(Dataset rows for apps and sites)
#####
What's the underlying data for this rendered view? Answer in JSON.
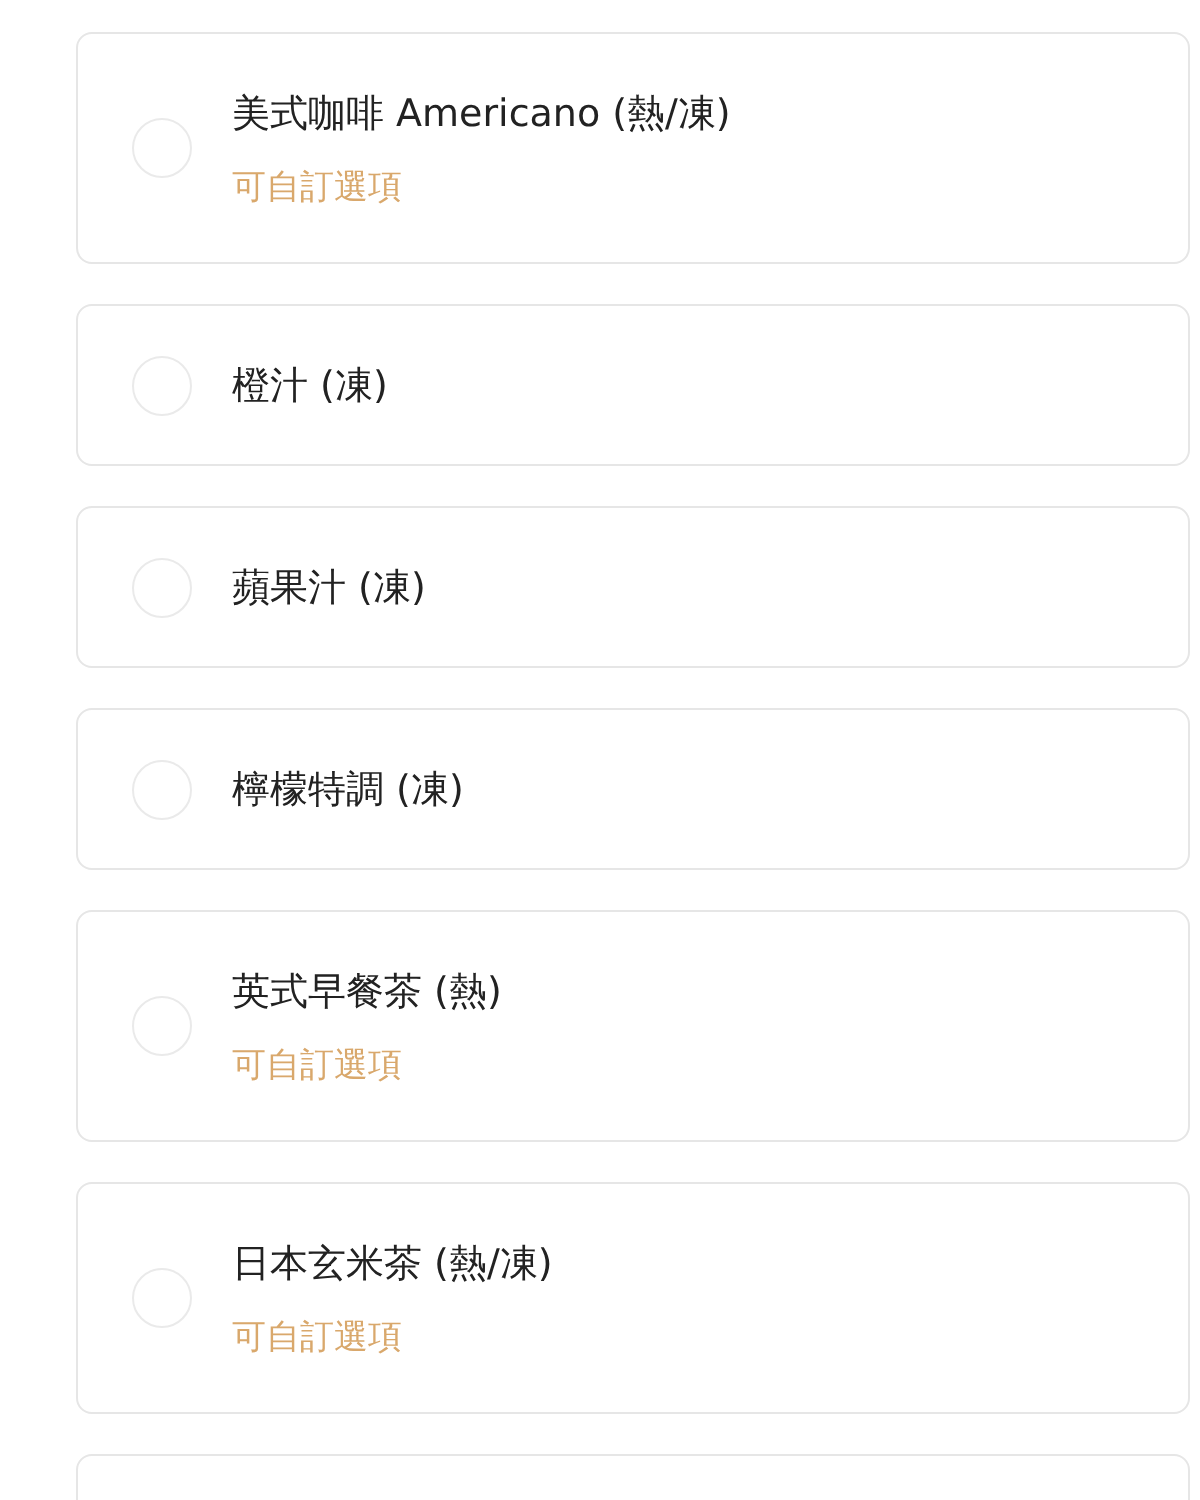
{
  "options": [
    {
      "name": "美式咖啡 Americano (熱/凍)",
      "note": "可自訂選項",
      "selected": false
    },
    {
      "name": "橙汁 (凍)",
      "selected": false
    },
    {
      "name": "蘋果汁 (凍)",
      "selected": false
    },
    {
      "name": "檸檬特調 (凍)",
      "selected": false
    },
    {
      "name": "英式早餐茶 (熱)",
      "note": "可自訂選項",
      "selected": false
    },
    {
      "name": "日本玄米茶 (熱/凍)",
      "note": "可自訂選項",
      "selected": false
    }
  ],
  "more_below": true
}
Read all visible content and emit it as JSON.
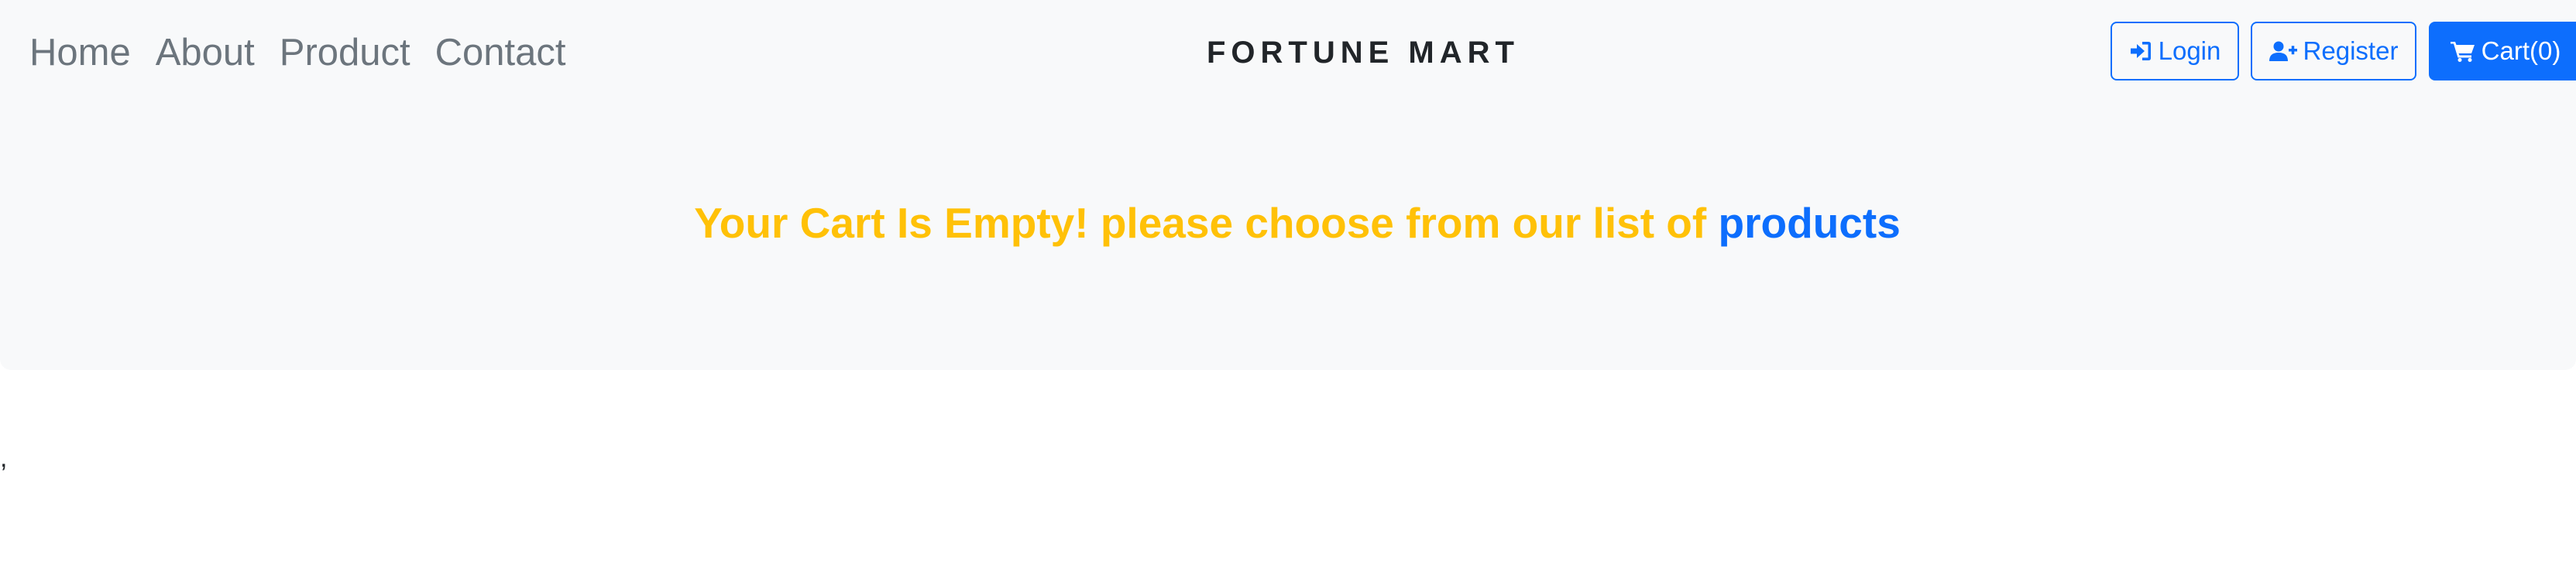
{
  "nav": {
    "links": [
      "Home",
      "About",
      "Product",
      "Contact"
    ]
  },
  "brand": "FORTUNE MART",
  "actions": {
    "login_label": "Login",
    "register_label": "Register",
    "cart_label": "Cart(0)",
    "login_icon": "sign-in-icon",
    "register_icon": "user-plus-icon",
    "cart_icon": "cart-icon"
  },
  "cart_message": {
    "text": "Your Cart Is Empty! please choose from our list of",
    "link": "products"
  },
  "stray_text": ",",
  "colors": {
    "panel_bg": "#f8f9fa",
    "accent": "#0d6efd",
    "warning": "#ffc107",
    "nav_text": "#6c757d",
    "brand_text": "#212529"
  }
}
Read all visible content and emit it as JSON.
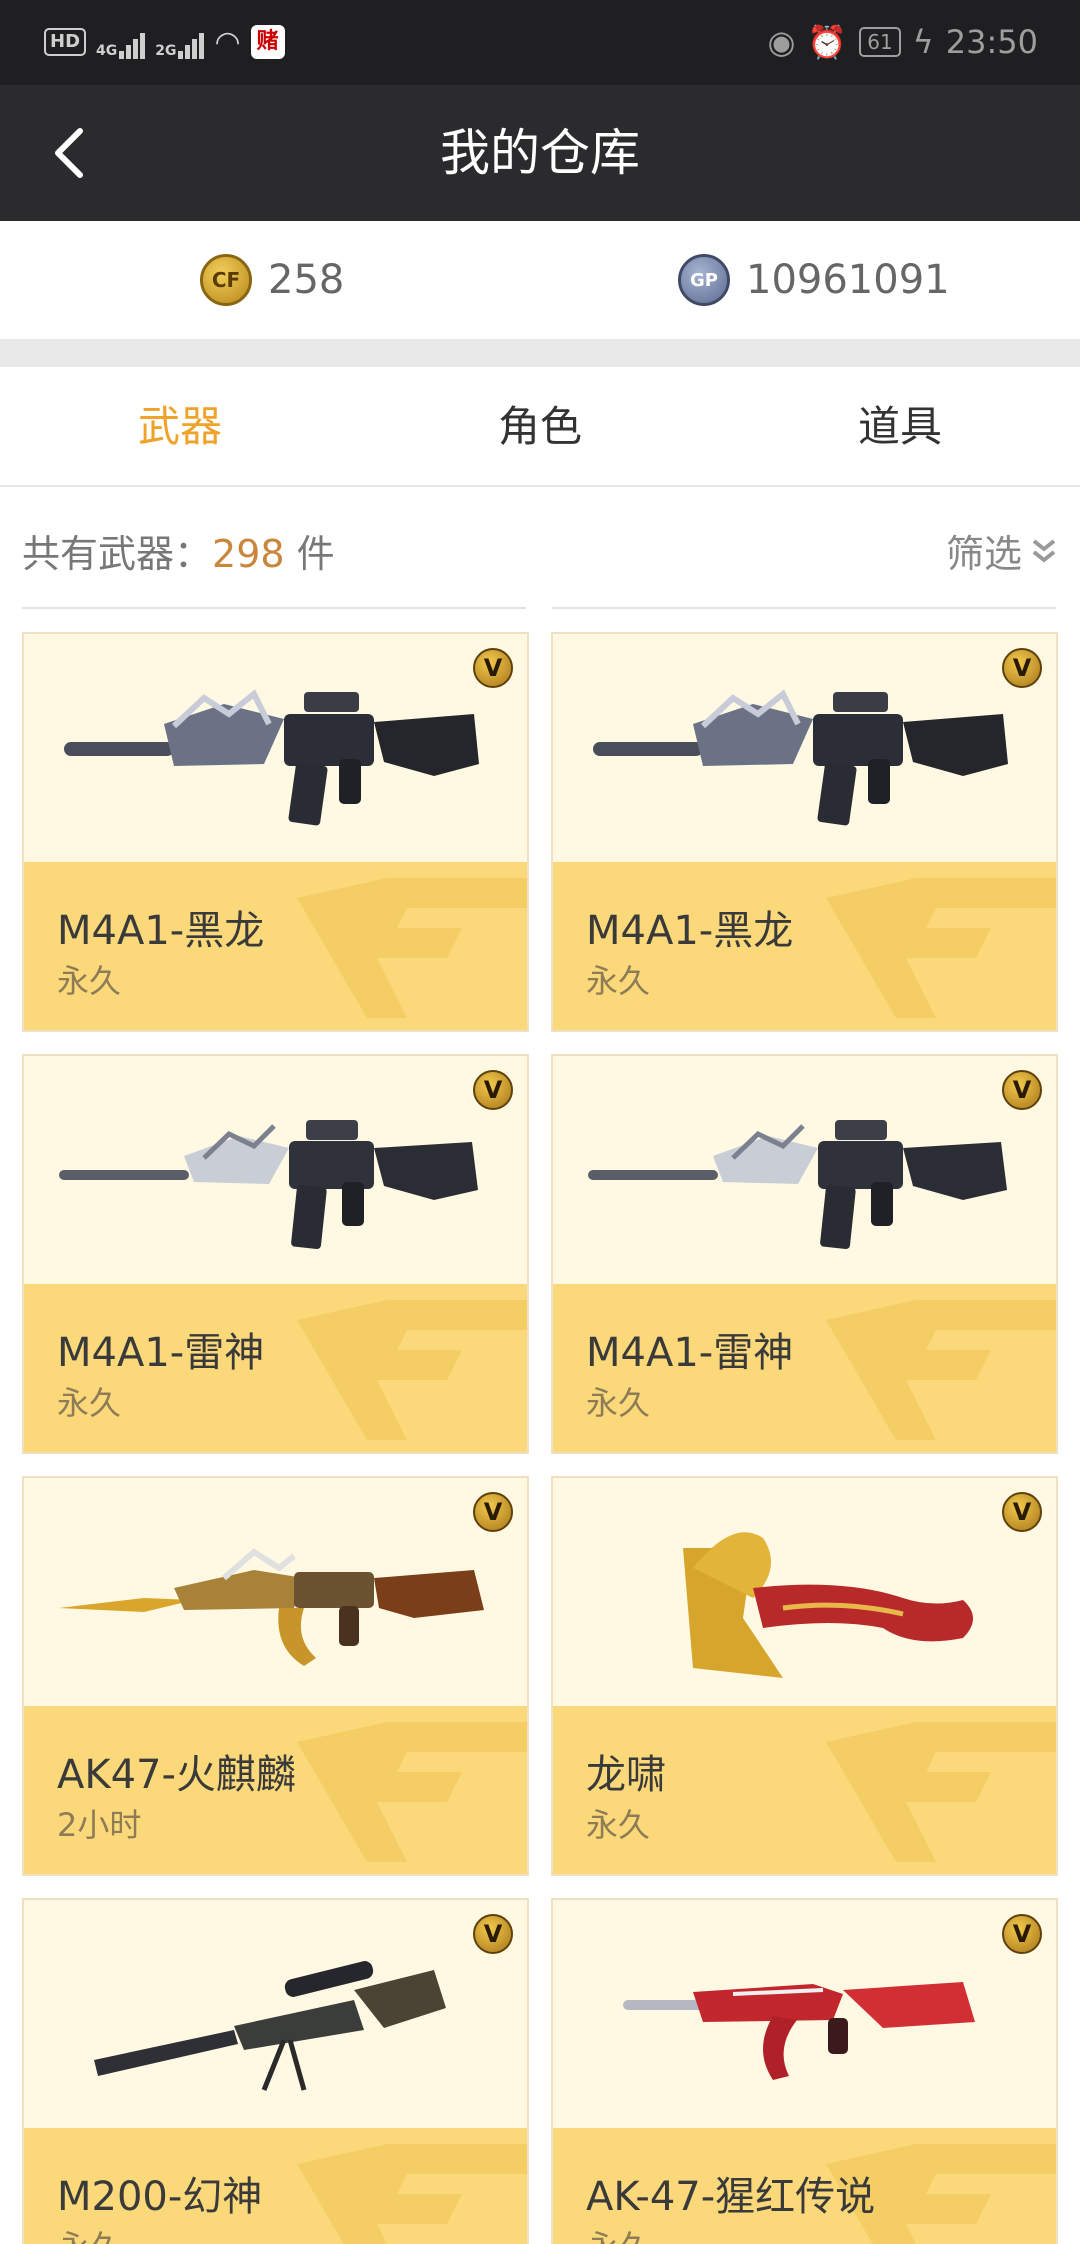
{
  "statusbar": {
    "hd": "HD",
    "sig1": "4G",
    "sig2": "2G",
    "app_icon": "赌",
    "battery": "61",
    "time": "23:50"
  },
  "header": {
    "title": "我的仓库",
    "back_icon": "chevron-left-icon"
  },
  "currency": {
    "cf_points": "258",
    "gp_points": "10961091",
    "cf_icon": "cf-coin-icon",
    "gp_icon": "gp-coin-icon",
    "gp_badge": "GP"
  },
  "tabs": [
    {
      "label": "武器",
      "active": true
    },
    {
      "label": "角色",
      "active": false
    },
    {
      "label": "道具",
      "active": false
    }
  ],
  "summary": {
    "prefix": "共有武器：",
    "count": "298",
    "suffix": " 件",
    "filter_label": "筛选"
  },
  "badge_letter": "V",
  "items": [
    {
      "name": "M4A1-黑龙",
      "duration": "永久",
      "icon": "rifle-image"
    },
    {
      "name": "M4A1-黑龙",
      "duration": "永久",
      "icon": "rifle-image"
    },
    {
      "name": "M4A1-雷神",
      "duration": "永久",
      "icon": "rifle-image"
    },
    {
      "name": "M4A1-雷神",
      "duration": "永久",
      "icon": "rifle-image"
    },
    {
      "name": "AK47-火麒麟",
      "duration": "2小时",
      "icon": "rifle-image"
    },
    {
      "name": "龙啸",
      "duration": "永久",
      "icon": "axe-image"
    },
    {
      "name": "M200-幻神",
      "duration": "永久",
      "icon": "sniper-rifle-image"
    },
    {
      "name": "AK-47-猩红传说",
      "duration": "永久",
      "icon": "rifle-image"
    }
  ],
  "colors": {
    "accent": "#f0a32a",
    "card_info": "#fbd97a",
    "card_image": "#fff8e2",
    "header": "#2b2b2e"
  }
}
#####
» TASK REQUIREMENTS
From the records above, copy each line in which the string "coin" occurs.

» WRITTEN ANSWER
    "cf_icon": "cf-coin-icon",
    "gp_icon": "gp-coin-icon",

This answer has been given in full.